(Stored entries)
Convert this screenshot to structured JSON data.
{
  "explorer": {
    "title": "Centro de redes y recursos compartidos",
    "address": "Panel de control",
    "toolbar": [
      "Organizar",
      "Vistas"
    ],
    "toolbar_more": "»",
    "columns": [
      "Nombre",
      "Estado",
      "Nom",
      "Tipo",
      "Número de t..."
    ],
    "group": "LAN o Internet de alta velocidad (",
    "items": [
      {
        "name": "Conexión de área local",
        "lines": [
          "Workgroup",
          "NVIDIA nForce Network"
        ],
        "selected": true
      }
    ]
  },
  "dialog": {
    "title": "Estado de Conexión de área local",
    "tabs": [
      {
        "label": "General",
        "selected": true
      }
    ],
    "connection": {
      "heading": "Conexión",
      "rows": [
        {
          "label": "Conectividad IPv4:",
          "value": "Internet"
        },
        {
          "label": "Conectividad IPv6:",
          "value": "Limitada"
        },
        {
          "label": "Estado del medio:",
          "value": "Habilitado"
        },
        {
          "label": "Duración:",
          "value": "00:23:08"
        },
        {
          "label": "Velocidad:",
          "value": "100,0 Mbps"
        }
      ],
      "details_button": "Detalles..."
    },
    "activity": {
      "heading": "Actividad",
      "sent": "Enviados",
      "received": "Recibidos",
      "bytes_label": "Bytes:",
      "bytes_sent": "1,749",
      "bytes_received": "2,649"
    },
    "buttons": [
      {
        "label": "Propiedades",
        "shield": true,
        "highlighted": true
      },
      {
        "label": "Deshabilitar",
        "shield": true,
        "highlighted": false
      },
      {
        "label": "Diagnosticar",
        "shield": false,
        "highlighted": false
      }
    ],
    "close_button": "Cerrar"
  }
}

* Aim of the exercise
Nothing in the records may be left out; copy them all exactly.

* Solution for this task
Convert this screenshot to structured JSON data.
{
  "explorer": {
    "title": "Centro de redes y recursos compartidos",
    "address": "Panel de control",
    "toolbar": [
      "Organizar",
      "Vistas"
    ],
    "toolbar_more": "»",
    "columns": [
      "Nombre",
      "Estado",
      "Nom",
      "Tipo",
      "Número de t..."
    ],
    "group": "LAN o Internet de alta velocidad (",
    "items": [
      {
        "name": "Conexión de área local",
        "lines": [
          "Workgroup",
          "NVIDIA nForce Network"
        ],
        "selected": true
      }
    ]
  },
  "dialog": {
    "title": "Estado de Conexión de área local",
    "tabs": [
      {
        "label": "General",
        "selected": true
      }
    ],
    "connection": {
      "heading": "Conexión",
      "rows": [
        {
          "label": "Conectividad IPv4:",
          "value": "Internet"
        },
        {
          "label": "Conectividad IPv6:",
          "value": "Limitada"
        },
        {
          "label": "Estado del medio:",
          "value": "Habilitado"
        },
        {
          "label": "Duración:",
          "value": "00:23:08"
        },
        {
          "label": "Velocidad:",
          "value": "100,0 Mbps"
        }
      ],
      "details_button": "Detalles..."
    },
    "activity": {
      "heading": "Actividad",
      "sent": "Enviados",
      "received": "Recibidos",
      "bytes_label": "Bytes:",
      "bytes_sent": "1,749",
      "bytes_received": "2,649"
    },
    "buttons": [
      {
        "label": "Propiedades",
        "shield": true,
        "highlighted": true
      },
      {
        "label": "Deshabilitar",
        "shield": true,
        "highlighted": false
      },
      {
        "label": "Diagnosticar",
        "shield": false,
        "highlighted": false
      }
    ],
    "close_button": "Cerrar"
  }
}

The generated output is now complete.